--- RECORDS FOR PROCESSING ---
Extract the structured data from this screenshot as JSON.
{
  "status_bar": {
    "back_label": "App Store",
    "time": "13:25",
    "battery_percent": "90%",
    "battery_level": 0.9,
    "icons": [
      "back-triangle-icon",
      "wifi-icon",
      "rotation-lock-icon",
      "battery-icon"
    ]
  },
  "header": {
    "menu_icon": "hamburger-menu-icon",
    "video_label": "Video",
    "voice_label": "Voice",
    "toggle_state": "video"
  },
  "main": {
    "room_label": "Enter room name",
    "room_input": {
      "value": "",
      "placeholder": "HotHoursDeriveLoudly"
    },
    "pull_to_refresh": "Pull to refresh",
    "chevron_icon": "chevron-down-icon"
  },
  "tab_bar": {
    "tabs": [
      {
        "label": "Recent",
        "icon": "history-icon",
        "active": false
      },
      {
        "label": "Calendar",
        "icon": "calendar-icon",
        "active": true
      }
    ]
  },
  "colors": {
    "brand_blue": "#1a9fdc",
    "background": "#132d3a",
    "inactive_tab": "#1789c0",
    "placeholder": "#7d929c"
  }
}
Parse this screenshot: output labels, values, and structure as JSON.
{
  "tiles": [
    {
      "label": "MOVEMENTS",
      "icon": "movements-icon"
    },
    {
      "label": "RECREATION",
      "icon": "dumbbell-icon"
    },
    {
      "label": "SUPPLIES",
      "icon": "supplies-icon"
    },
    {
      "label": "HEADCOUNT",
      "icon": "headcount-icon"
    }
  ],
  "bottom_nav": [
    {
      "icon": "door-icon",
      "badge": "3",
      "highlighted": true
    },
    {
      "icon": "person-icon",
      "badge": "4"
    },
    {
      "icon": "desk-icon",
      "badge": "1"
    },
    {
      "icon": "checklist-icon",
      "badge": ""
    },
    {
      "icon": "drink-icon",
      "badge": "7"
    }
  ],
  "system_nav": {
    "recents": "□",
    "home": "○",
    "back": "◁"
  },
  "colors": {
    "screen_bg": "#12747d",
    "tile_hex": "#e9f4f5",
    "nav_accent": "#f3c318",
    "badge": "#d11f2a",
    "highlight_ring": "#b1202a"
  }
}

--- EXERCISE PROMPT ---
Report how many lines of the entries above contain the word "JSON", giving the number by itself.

--- ANSWER TO THE PROBLEM ---
2